The coronavirus crisis and lockdown greatly disrupted economic activity in the United States. The Federal Reserve expected a deep recession and quick recovery. While those predictions proved correct, Fed Chair Jerome Powell remains pessimistic and has called on Congress for additional fiscal stimulus.
Is fiscal assistance necessary or could the Fed enhance the recovery with monetary policy?
Disruption to Production
Economic disruptions or “shocks” generally come in two types: Disruptions to productive capacity affect the supply of goods in the economy, while disruptions to spending affect the demand. The coronavirus outbreak and ensuing lockdown were primary supply-side shocks since people were unable to work and businesses unable to produce.
The Fed has limited ability to respond to supply shocks since it can only influence money and spending and does not directly affect production. In the current crisis, the disruptions were expected to be temporary and likely followed by a speedy recovery. The Fed had no ability to prevent the economic downturn, but it could provide an accommodative monetary policy to hasten the recovery.
As Powell described in an interview on March 26th: “This is a situation where people are being asked to step back from economic activity, close their businesses, stay home from work. So, in principle, if we get the virus spread under control fairly quickly, then economic activity can resume. And we want to make that rebound as vigorous as possible.”
The Fed’s economic forecasts seemed consistent with Powell’s prediction that the virus would create a short-lived supply disruption. The sharp second quarter decline in gross domestic product (GDP) of 32.9% was the worst in the history of the United States, but economic forecasters expected a strong recovery in the second half of the year.
In their June meeting, the Federal Open Market Committee (FOMC), which determines the stance of monetary policy, forecasted that GDP would be down only 6.5% by the end of 2020, a bad contraction to be sure, but far better than the dismal second quarter. The rate of unemployment, which peaked at 14.7% in April, was expected to fall to 9.6% by December.
The latest numbers are even better. The rate of unemployment was down to 8.4% in August, already ahead of the Fed’s end-of-year forecast. The FOMC now predicts that unemployment will fall to 7.6% by the end of 2020, nearing the long-run average around 6%. For GDP, the FOMC predicts a rate of -3.7% in 2020, an improvement of 2.8% from their previous forecast.

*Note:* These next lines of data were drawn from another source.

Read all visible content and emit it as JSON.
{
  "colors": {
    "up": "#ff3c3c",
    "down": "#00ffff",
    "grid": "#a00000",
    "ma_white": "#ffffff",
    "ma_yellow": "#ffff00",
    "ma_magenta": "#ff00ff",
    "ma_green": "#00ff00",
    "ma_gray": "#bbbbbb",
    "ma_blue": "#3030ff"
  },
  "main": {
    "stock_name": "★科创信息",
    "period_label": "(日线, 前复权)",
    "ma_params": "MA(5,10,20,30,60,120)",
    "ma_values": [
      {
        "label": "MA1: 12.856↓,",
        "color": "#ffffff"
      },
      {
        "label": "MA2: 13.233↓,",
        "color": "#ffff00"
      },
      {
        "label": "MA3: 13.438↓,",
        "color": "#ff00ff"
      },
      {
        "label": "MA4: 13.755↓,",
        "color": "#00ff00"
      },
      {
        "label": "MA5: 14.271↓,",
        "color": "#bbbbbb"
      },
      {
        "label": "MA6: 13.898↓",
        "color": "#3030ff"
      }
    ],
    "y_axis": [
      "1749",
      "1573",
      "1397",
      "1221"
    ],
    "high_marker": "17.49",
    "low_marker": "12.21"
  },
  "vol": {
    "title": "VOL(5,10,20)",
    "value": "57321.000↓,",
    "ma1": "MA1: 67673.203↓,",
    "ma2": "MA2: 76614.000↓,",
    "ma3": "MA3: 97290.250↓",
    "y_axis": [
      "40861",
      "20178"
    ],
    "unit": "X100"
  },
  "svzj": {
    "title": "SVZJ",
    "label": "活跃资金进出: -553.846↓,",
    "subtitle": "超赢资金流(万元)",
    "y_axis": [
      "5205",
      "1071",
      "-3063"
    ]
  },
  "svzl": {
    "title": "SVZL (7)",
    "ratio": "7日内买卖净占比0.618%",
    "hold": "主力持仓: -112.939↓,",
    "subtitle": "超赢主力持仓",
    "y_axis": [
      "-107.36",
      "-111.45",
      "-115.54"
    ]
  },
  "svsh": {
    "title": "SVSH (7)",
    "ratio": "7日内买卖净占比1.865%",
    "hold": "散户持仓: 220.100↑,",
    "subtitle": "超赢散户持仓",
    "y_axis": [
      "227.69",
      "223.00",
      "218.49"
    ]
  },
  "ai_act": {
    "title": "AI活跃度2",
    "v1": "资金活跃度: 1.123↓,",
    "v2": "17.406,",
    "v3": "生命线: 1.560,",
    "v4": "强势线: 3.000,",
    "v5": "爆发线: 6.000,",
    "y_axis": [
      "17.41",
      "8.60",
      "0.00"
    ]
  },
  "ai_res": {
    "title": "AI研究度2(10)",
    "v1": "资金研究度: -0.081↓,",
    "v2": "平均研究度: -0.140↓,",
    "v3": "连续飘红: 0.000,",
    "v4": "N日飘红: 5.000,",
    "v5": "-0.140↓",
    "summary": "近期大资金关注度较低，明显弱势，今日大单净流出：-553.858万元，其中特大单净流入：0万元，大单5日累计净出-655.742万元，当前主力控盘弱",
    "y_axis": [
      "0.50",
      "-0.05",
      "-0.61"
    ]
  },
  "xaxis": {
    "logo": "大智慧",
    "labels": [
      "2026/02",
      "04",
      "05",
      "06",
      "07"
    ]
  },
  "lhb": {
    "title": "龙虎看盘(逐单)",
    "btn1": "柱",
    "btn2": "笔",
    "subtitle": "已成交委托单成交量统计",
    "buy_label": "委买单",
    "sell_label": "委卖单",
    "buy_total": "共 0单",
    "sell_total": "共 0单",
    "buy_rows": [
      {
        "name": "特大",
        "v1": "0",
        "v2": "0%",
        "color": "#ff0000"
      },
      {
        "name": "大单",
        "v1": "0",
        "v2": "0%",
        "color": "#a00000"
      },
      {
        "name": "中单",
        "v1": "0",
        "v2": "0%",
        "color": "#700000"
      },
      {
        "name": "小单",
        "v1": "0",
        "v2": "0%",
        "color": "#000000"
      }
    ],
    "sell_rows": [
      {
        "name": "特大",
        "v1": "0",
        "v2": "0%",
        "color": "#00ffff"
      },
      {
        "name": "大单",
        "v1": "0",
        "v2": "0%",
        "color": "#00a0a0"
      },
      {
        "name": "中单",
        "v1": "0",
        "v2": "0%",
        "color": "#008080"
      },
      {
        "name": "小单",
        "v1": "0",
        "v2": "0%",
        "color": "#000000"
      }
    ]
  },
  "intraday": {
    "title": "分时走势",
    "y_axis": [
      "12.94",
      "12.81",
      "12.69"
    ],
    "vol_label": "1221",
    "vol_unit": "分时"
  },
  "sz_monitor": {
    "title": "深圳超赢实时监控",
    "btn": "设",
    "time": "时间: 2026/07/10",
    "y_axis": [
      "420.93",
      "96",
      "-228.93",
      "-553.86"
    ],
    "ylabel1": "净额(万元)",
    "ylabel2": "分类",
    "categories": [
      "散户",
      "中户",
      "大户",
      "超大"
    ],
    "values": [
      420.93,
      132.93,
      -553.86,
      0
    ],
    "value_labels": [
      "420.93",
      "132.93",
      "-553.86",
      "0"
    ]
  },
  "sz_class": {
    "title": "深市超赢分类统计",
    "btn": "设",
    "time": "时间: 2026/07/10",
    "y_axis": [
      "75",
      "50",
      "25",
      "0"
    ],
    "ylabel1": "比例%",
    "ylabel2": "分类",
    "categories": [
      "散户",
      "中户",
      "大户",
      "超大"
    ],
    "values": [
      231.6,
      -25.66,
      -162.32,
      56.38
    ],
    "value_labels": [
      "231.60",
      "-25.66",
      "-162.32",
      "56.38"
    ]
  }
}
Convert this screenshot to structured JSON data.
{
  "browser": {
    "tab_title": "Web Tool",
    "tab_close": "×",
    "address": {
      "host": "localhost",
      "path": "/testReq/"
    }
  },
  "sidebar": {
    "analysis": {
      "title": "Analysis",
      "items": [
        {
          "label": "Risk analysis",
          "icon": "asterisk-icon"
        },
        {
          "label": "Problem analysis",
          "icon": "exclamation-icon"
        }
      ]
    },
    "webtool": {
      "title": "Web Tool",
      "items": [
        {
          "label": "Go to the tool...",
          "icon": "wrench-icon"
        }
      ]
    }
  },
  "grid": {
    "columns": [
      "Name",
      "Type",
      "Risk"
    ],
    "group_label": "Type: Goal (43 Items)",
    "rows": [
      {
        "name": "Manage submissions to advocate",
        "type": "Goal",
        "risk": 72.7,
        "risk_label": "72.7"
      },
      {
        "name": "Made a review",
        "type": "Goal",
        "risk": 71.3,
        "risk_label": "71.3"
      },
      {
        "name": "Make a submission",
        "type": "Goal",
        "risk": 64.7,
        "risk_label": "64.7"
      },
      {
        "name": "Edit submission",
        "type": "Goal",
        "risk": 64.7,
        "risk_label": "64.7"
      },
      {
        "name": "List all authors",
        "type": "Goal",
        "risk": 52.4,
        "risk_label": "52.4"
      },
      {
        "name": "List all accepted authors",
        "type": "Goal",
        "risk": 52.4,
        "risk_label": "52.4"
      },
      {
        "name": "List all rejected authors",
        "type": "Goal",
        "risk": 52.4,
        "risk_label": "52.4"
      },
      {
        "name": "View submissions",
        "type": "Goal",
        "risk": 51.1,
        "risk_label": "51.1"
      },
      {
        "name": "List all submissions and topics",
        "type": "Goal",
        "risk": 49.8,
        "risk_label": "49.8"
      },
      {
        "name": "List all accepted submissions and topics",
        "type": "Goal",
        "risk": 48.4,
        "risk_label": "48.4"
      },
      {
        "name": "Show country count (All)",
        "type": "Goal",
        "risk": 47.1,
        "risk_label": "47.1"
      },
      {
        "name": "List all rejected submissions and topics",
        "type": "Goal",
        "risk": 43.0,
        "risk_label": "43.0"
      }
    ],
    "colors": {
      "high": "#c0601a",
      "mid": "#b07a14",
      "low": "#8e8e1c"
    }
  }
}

Despite these positive revisions, however, Powell in his recent press conference took a very negative tone. He said that “more fiscal support is likely to be needed.” He warned that “overall activity remains well below its level before the pandemic and the path ahead remains highly uncertain.” These comments seem to contradict the Fed’s previous characterization of the downturn as a short-lived supply shock.
Lockdown vs. Livelihood
What should consumers and investors make of the Fed’s mixed messages? The FOMC is itself responding to conflicting trends in the economy. The most recent data, for example, show positive growth in home sales and durable goods orders, while declines in initial unemployment benefit claims appear to have stalled.
These outcomes, however, appear to be attributable to the same supply shocks that caused the initial declines: virus fears and government lockdowns that prevent people from working. As Robert Hughes describes, “Government-imposed restrictions intended to slow the spread of Covid-19 continue to wreak havoc on the economy and the labor market.”
The Fed’s initial forecast of a short-lived supply shock is supported by recent evidence. Such shocks will dissipate as the virus wanes and states relax their restrictions on business activities. These supply shocks cannot be prevented with monetary policy, nor by fiscal stimulus as mentioned by Chair Powell.
Targeted fiscal policies benefit particular groups of citizens, such as the relief programs for out-of-work Americans. But such policies require Congress to decide who receives funds and who does not, which is less efficient than distributing funds through monetary policy and the financial system. Fiscal policy is not effective at influencing aggregate demand. It is not an effective complement to monetary policy by the Fed.
As cities and states ease their lockdowns and restrictions, the Fed should continue to support the recovery with accommodative monetary policy. As Powell described, “A full economic recovery is unlikely until people are confident that it is safe to reengage in a broad range of activities.”